I was immediately drawn to the creativity and joy that was evident in the initial Arts Common’s video, it first reminded me of my own experiences in the Interdisciplinary Expressive Arts Program in university as well as my own background as a dancer. I loved their initial message about examining how stories change as the medium changes and it made me thing ahead to third term and my class’s look at graphic novels in literature circles and one of the books I have selected, I have “Anne of Green Gables” as a graphic novel but fell in love with the original LM Montgomery text in elementary school and have since seen and participated in the musical as well as seeing it presented as a ballet and in various film and TV adaptations. Each medium does change the flow of the iconic LM Montgomery text, highlighting distinct parts while still keeping the loveable Anne at the center. While this is something I loved and brought me a lot of joy as a student I also realize that I do not do enough arts integration in my day-to-day practice.
The first connection I made between Arts Commons and the instructional practices we looked into last week was to interdisciplinary learning where creativity comes into play with student learning. “Simple creative play. That’s all we’re doing. But creative play is not simple: it provokes, nudges, calls, yearns, demands. Creativity is an exemplary teacher of all things useful to learn. It is the source of all of our human tricks, the root of every advancement, innovation, and folly. All of humanity is the result of the creative urge at play in the world.” (Laird, 2021) in his Interdisciplinary Expressive Arts (IDEA) courses Dr Ross Laird often discussed the importance of play in the creative process across the curriculum, from acting out various mythologies to telling our own personal journeys play was a huge part of the creative process. Play is something that stood out to me as part of the interdisciplinary nature of the work featured in the Arts Commons case study. In reading some of the questions on the Arts Commons webpage I was drawn to the question “how can creativity and innovation improve our quality of life?” (Arts Commons, n.d.). Questions of this nature are interdisciplinary students weave in learning from multiple subjects to create a rich and well rounded understanding.

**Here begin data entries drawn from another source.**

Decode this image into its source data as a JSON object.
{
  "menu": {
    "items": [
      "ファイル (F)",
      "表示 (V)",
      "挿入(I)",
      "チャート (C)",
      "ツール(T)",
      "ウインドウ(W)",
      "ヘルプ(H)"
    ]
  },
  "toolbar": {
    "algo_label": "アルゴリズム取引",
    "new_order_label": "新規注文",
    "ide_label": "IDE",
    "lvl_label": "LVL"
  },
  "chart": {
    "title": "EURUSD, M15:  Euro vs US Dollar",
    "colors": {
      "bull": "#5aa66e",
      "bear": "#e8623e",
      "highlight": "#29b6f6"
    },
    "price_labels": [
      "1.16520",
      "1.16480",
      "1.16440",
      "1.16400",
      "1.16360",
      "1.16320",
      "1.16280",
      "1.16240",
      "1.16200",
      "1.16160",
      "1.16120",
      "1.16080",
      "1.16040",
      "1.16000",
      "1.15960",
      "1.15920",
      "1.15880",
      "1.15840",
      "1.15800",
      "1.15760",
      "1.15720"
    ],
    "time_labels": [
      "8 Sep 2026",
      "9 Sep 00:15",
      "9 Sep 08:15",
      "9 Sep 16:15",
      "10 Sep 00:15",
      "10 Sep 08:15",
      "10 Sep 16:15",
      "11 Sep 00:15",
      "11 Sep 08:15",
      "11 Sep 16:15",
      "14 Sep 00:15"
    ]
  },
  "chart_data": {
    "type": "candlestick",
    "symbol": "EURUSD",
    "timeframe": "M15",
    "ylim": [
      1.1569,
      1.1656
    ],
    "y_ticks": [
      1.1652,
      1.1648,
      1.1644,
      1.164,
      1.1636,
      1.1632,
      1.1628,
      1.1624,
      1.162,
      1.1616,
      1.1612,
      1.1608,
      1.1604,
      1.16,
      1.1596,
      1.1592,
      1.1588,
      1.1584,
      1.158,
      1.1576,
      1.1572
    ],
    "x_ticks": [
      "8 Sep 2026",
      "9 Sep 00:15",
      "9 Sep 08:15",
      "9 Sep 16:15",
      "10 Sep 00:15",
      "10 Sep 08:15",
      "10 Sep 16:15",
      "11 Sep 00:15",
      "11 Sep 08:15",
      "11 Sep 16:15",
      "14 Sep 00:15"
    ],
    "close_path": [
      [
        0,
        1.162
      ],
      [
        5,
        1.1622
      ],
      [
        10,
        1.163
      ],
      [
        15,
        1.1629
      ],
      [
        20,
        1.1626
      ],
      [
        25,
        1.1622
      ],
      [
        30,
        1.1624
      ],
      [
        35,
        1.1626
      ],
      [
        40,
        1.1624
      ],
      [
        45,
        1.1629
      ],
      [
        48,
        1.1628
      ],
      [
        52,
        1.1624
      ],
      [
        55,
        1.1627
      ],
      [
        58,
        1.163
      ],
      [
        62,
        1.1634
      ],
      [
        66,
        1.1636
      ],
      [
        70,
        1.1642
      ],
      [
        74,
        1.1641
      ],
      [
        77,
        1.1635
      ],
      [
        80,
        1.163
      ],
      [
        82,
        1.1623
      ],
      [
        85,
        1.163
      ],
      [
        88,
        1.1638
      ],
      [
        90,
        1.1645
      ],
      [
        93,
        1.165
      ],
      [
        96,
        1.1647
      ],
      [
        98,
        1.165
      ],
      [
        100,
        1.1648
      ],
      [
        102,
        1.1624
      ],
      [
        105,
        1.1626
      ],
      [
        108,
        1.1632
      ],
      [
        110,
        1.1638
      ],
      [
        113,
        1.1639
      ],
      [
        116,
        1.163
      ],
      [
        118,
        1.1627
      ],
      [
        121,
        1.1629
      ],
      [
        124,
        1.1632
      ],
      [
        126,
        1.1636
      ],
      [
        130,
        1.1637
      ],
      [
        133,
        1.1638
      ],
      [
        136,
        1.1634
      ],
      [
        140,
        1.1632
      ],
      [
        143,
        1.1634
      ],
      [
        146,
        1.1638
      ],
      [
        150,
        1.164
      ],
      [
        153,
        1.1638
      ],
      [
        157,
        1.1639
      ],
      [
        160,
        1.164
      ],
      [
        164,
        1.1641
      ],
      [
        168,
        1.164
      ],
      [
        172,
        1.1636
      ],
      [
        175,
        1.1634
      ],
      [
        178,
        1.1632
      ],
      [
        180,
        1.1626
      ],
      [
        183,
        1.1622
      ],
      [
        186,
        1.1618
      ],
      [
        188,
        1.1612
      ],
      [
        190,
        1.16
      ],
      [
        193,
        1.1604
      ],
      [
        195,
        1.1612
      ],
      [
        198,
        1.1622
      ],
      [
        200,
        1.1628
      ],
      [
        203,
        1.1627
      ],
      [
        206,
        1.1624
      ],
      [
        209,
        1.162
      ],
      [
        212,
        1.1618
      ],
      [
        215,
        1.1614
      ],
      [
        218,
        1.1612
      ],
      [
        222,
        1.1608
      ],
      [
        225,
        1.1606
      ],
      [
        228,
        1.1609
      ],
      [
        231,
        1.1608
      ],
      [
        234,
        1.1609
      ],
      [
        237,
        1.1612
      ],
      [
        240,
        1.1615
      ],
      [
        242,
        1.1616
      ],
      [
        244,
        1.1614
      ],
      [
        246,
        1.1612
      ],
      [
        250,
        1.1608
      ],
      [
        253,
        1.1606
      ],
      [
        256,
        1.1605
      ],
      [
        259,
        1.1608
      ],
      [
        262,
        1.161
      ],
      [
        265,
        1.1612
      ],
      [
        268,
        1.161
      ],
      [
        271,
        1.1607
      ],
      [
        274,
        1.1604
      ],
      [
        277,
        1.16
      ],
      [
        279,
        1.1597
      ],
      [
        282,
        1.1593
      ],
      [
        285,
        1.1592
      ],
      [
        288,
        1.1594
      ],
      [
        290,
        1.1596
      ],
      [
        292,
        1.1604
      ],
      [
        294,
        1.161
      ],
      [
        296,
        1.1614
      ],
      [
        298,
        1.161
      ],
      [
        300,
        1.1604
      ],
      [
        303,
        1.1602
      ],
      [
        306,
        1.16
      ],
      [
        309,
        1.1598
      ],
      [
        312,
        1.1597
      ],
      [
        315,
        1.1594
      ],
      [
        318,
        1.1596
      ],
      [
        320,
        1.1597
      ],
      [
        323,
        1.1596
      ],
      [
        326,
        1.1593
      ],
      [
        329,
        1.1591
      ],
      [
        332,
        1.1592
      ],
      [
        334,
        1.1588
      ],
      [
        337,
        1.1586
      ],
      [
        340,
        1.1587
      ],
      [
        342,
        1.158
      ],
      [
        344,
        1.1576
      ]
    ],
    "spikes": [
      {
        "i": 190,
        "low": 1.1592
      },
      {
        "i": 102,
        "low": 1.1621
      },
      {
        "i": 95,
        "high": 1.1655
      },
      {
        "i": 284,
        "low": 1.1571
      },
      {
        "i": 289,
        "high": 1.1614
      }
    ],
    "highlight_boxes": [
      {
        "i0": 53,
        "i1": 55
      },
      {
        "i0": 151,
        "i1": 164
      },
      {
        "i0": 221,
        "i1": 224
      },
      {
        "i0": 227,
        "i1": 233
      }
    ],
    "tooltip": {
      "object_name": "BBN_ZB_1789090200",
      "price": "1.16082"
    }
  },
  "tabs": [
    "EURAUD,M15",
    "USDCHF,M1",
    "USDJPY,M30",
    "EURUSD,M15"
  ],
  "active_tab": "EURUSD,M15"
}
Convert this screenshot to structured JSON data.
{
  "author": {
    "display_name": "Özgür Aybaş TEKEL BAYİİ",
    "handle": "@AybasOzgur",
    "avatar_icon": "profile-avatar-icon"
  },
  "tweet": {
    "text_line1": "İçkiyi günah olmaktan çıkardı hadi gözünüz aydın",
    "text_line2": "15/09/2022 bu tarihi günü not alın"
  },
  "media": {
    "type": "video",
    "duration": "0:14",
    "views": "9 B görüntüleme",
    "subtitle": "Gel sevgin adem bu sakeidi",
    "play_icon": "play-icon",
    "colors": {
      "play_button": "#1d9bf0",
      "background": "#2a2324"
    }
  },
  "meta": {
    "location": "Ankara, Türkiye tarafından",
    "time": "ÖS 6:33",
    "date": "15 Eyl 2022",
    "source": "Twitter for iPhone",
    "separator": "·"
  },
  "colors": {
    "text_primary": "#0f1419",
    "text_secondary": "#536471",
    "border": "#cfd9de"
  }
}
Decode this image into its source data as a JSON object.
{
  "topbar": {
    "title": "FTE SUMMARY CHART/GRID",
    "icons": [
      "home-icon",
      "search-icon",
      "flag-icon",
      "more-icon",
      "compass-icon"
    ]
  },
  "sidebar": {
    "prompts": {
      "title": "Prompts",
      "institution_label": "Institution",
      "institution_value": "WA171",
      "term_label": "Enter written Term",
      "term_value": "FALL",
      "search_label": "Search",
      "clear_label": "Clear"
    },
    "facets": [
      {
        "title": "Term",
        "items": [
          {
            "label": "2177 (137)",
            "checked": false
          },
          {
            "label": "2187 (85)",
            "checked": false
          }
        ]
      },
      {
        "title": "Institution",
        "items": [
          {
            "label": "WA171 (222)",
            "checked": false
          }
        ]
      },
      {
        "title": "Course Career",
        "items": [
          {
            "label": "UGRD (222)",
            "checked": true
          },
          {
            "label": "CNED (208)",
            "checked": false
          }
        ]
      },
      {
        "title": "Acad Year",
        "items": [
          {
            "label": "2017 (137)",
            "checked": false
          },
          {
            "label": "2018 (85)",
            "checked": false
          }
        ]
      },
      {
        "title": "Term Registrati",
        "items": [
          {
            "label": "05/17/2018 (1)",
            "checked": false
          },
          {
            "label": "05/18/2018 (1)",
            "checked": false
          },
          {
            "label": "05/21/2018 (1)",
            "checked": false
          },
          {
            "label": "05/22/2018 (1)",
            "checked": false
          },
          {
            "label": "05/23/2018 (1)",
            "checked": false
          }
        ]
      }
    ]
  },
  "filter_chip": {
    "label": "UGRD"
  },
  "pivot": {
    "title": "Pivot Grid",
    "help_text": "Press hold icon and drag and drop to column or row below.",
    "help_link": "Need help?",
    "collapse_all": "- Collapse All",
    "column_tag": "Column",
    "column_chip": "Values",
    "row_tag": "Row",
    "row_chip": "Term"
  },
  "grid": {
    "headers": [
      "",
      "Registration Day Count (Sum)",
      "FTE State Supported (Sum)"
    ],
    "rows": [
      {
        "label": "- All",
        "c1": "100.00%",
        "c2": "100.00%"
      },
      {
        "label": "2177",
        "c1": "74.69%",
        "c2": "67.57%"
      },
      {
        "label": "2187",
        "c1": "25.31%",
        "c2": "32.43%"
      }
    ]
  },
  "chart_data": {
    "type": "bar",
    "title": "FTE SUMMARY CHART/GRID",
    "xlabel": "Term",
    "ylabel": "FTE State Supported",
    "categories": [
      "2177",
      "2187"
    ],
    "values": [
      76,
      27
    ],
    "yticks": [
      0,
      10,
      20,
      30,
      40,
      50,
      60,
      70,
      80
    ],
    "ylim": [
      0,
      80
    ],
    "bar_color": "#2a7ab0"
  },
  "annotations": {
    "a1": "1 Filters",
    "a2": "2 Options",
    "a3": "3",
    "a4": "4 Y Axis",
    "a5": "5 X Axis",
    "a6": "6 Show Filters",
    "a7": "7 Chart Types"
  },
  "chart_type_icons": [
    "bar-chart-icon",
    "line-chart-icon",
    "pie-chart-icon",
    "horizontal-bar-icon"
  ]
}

My second connection was to experiential learning the arts are a rich sensory experience, it is impossible not to engage your senses in arts education, the feeling of the music vibrating through you, the textures of art supplies, the scratch of pens on paper, the swing of costumes. The arts are a whole-body experience. Experiential learning is described as when “students participate in community-connected learning experiences; reflect on those experiences to derive meaning from them; and apply their learning in various aspects of their lives,” (Ontario Ministry of Education, 2016). The arts also follow this cycle, learning as an artist is connected to a rich community who share a passion for creating in a particular medium and learn with and from each other in shared and independent experiences. To truly progress as an artist one has to take the time to reflect on their learning and experience and put it into practice in an on-going cycle that never ends no matter how experienced the artist is in a particular medium. The idea of the arts as experiential learning also focuses on the idea of process over product, working in a community of artists the focus is often on the stages of creation and creativity. Arts Commons involves students in a community of artists to connect with a creative community and build deeper connections through the arts.
- Is there a time when you have been a part of a community of artists? How did that affect your perception of your art?
- What do the arts look like in your classroom or school community? Is the focus on the experience and building a creative community or on the product?
- How do your students feel about the arts?
Arts Commons. (n.d.). Education The ConocoPhillips Hub for Inspired Learning. Retrieved from Arts Commons: https://www.artscommons.ca/learn-and-engage/education/conocophillips-hub
Laird, R. (2021, June 18). Creativity and the True Teacher. Retrieved from Ross Laird: https://www.rosslaird.com/articles/education/creativity-and-the-true-teacher/
Ontario Ministry of Education. (2016). Community-Connected Experiential Learning: A Policy Framework for Ontario Schools, Kindergarten to Grade 12. Ontario Ministry of Education.